Former President Donald Trump was much sicker than was revealed when he went to the hospital with COVID-19 in October, according to new reporting.
According to a bombshell New York Times report published on Thursday, it was revealed that Trump had "infiltrates" on his lungs. An "infiltrate" is "an abnormal substance that accumulates gradually within cells or body tissues," experts explained on a radiology site.
Trump, who had tested positive for COVID-19 around the first debate with Joe Biden, had blood oxygen levels that fell significantly, into the 80s. Twice Trump was given supplemental oxygen before he was taken to the hospital. He was ultimately told by his aides that things were so bad he should go to the hospital soon, anticipating a PR disaster if he couldn't walk by himself and had to be carried out by Secret Service.
Trump was then taken to Walter Reed National Medical Center where officials were concerned he would need a ventilator.
"The new details about his condition and about the effort inside the White House to get him special access to an unapproved drug to fight the virus help to flesh out one of the most dire episodes of Mr. Trump's presidency," said the report.
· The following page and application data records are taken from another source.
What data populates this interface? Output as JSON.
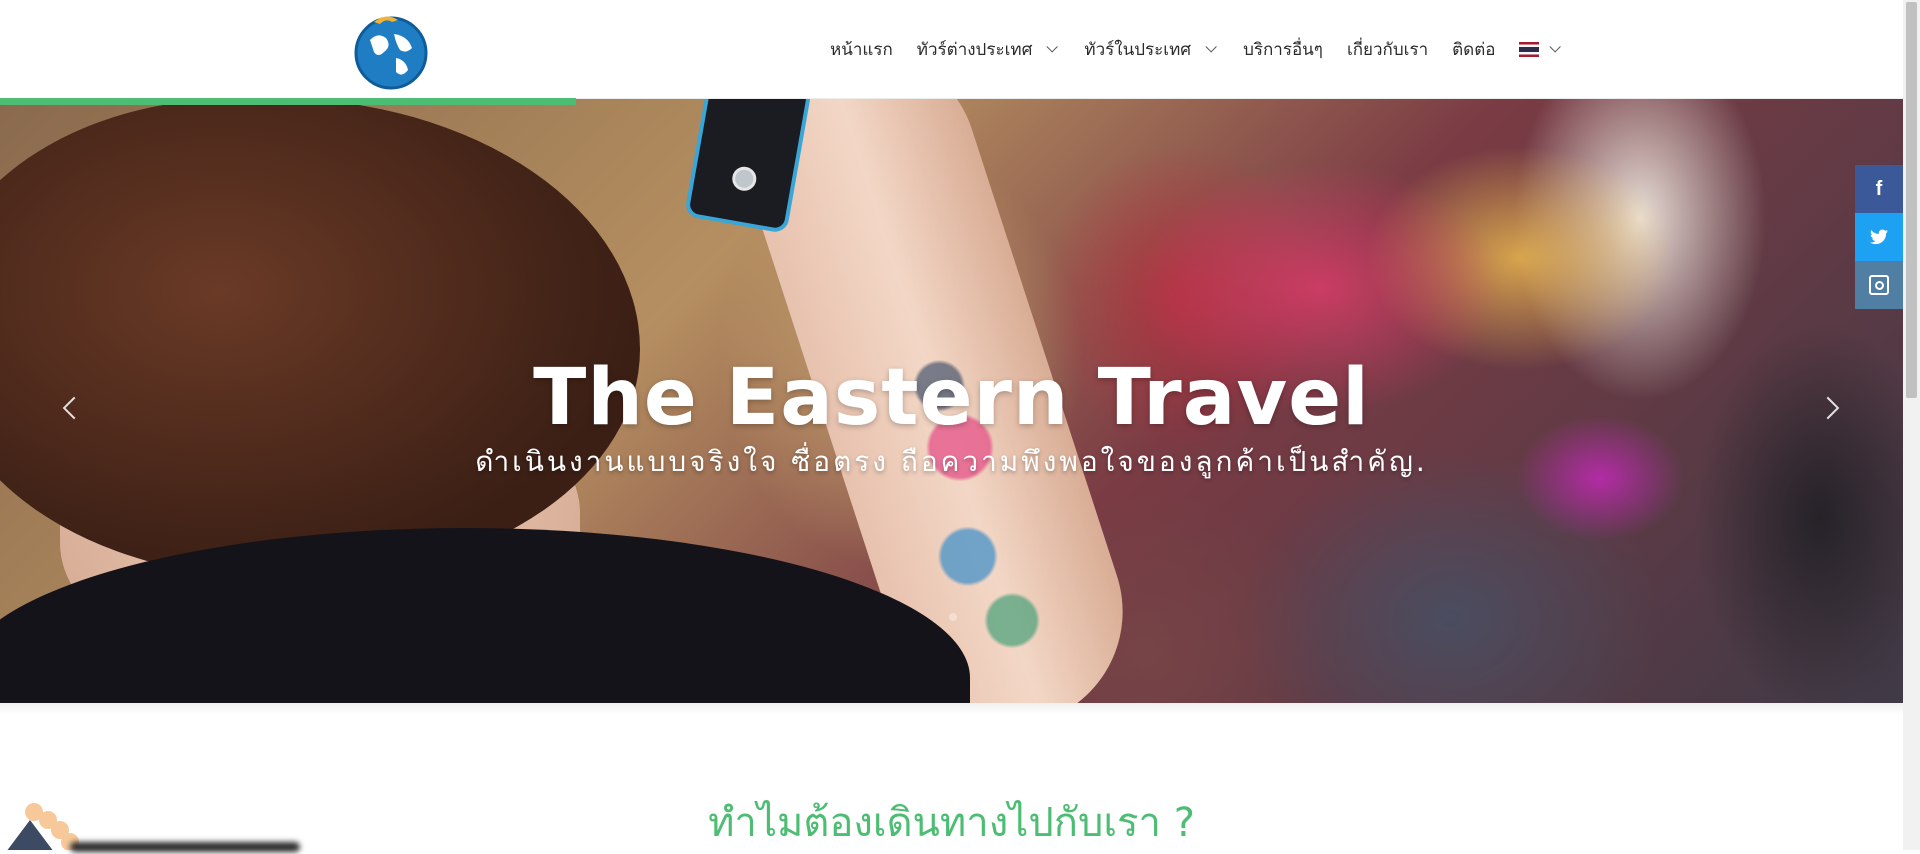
{
  "header": {
    "logo_name": "globe-logo",
    "nav": [
      {
        "label": "หน้าแรก",
        "has_dropdown": false
      },
      {
        "label": "ทัวร์ต่างประเทศ",
        "has_dropdown": true
      },
      {
        "label": "ทัวร์ในประเทศ",
        "has_dropdown": true
      },
      {
        "label": "บริการอื่นๆ",
        "has_dropdown": false
      },
      {
        "label": "เกี่ยวกับเรา",
        "has_dropdown": false
      },
      {
        "label": "ติดต่อ",
        "has_dropdown": false
      }
    ],
    "language_flag": "thai-flag-icon"
  },
  "hero": {
    "title": "The Eastern Travel",
    "subtitle": "ดำเนินงานแบบจริงใจ ซื่อตรง ถือความพึงพอใจของลูกค้าเป็นสำคัญ."
  },
  "social": {
    "facebook": "f",
    "twitter": "t",
    "instagram": "instagram-icon"
  },
  "section": {
    "title": "ทำไมต้องเดินทางไปกับเรา ?"
  },
  "colors": {
    "accent": "#4dbd74",
    "facebook": "#3b5998",
    "twitter": "#1da1f2",
    "instagram": "#517fa4"
  }
}
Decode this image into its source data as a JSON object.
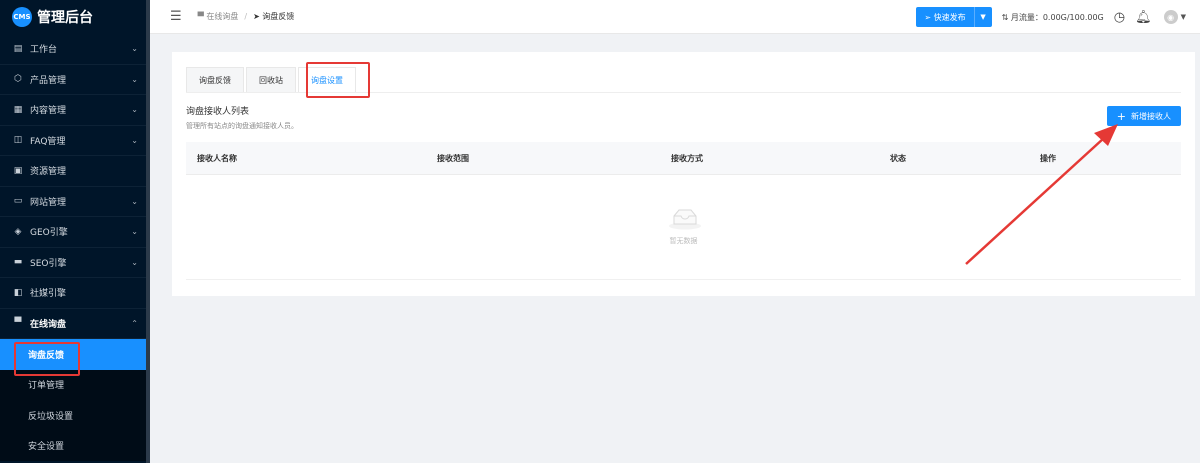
{
  "brand": {
    "logo": "CMS",
    "title": "管理后台"
  },
  "sidebar": {
    "items": [
      {
        "label": "工作台",
        "icon": "dashboard-icon",
        "glyph": "▤",
        "expandable": true
      },
      {
        "label": "产品管理",
        "icon": "box-icon",
        "glyph": "⬡",
        "expandable": true
      },
      {
        "label": "内容管理",
        "icon": "document-icon",
        "glyph": "▦",
        "expandable": true
      },
      {
        "label": "FAQ管理",
        "icon": "faq-icon",
        "glyph": "◫",
        "expandable": true
      },
      {
        "label": "资源管理",
        "icon": "folder-icon",
        "glyph": "▣",
        "expandable": false
      },
      {
        "label": "网站管理",
        "icon": "website-icon",
        "glyph": "▭",
        "expandable": true
      },
      {
        "label": "GEO引擎",
        "icon": "diamond-icon",
        "glyph": "◈",
        "expandable": true
      },
      {
        "label": "SEO引擎",
        "icon": "monitor-icon",
        "glyph": "▬",
        "expandable": true
      },
      {
        "label": "社媒引擎",
        "icon": "share-icon",
        "glyph": "◧",
        "expandable": false
      }
    ],
    "open_group": {
      "label": "在线询盘",
      "icon": "chat-icon",
      "glyph": "▀"
    },
    "sub_items": [
      "询盘反馈",
      "订单管理",
      "反垃圾设置",
      "安全设置"
    ]
  },
  "header": {
    "breadcrumb_home": "在线询盘",
    "breadcrumb_sep": "/",
    "breadcrumb_current": "询盘反馈",
    "publish_label": "快速发布",
    "traffic_label": "月流量：0.00G/100.00G"
  },
  "tabs": [
    "询盘反馈",
    "回收站",
    "询盘设置"
  ],
  "section": {
    "title": "询盘接收人列表",
    "description": "管理所有站点的询盘通知接收人员。",
    "add_button": "新增接收人"
  },
  "table": {
    "columns": [
      "接收人名称",
      "接收范围",
      "接收方式",
      "状态",
      "操作"
    ],
    "empty_text": "暂无数据"
  },
  "colors": {
    "primary": "#1890ff",
    "sidebar": "#001529",
    "annotation": "#e53935"
  }
}
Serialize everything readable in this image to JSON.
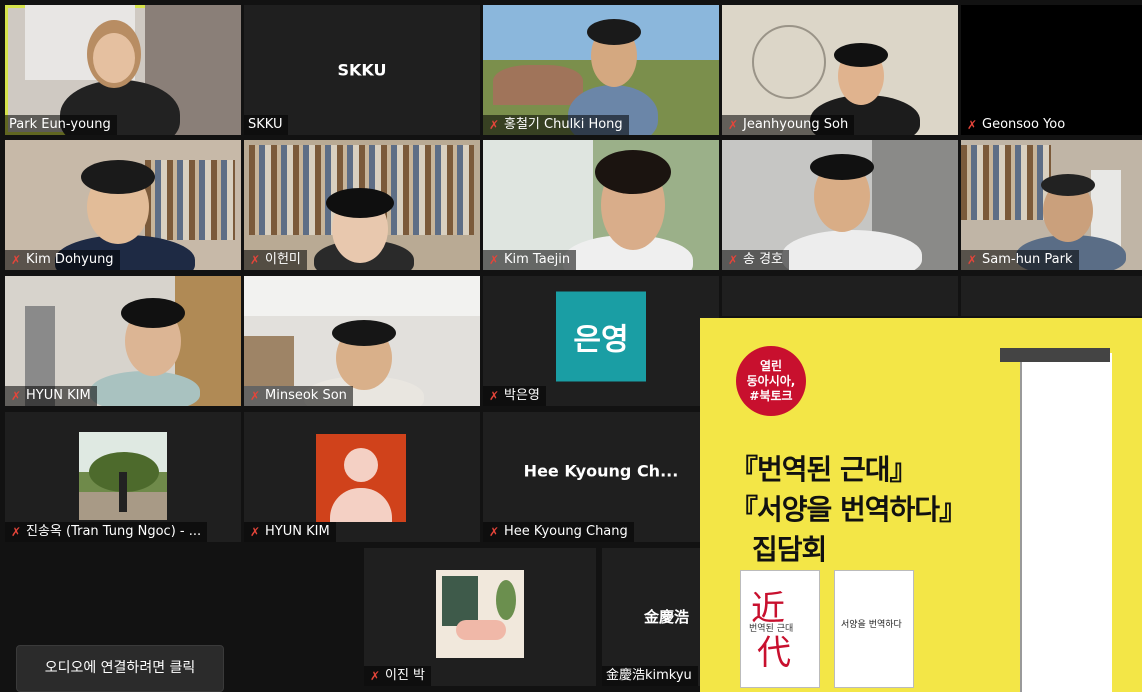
{
  "tiles": {
    "t1": {
      "name": "Park Eun-young"
    },
    "t2": {
      "name": "SKKU",
      "center": "SKKU"
    },
    "t3": {
      "name": "홍철기 Chulki Hong"
    },
    "t4": {
      "name": "Jeanhyoung Soh"
    },
    "t5": {
      "name": "Geonsoo Yoo"
    },
    "t6": {
      "name": "Kim Dohyung"
    },
    "t7": {
      "name": "이헌미"
    },
    "t8": {
      "name": "Kim Taejin"
    },
    "t9": {
      "name": "송 경호"
    },
    "t10": {
      "name": "Sam-hun Park"
    },
    "t11": {
      "name": "HYUN KIM"
    },
    "t12": {
      "name": "Minseok Son"
    },
    "t13": {
      "name": "박은영",
      "avatar_text": "은영",
      "avatar_color": "#1a9ea4"
    },
    "t14": {
      "name": "진송옥 (Tran Tung Ngoc) - ..."
    },
    "t15": {
      "name": "HYUN KIM",
      "avatar_color": "#d0421b"
    },
    "t16": {
      "name": "Hee Kyoung Chang",
      "center": "Hee Kyoung Ch..."
    },
    "t17": {
      "name": "이진 박"
    },
    "t18": {
      "name": "金慶浩kimkyu",
      "center": "金慶浩"
    }
  },
  "join_audio": "오디오에 연결하려면 클릭",
  "poster": {
    "badge": [
      "열린",
      "동아시아,",
      "#북토크"
    ],
    "line1": "『번역된 근대』",
    "line2": "『서양을 번역하다』",
    "line3": "집담회",
    "book1_title": "번역된 근대",
    "book2_title": "서양을 번역하다",
    "bg_color": "#f3e647"
  }
}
In the days that followed, the severity of Trump's condition was downplayed by doctors who spoke to the media. Dr. Sean P. Conley was asked by reporters if there was evidence of pneumonia or damage to the tissue after it was revealed Trump had an x-ray and CT scan, both of which would have shown the "infiltrate." Dr. Conley refused to answer, instead, saying the results were "expected findings, but nothing of any major clinical concern."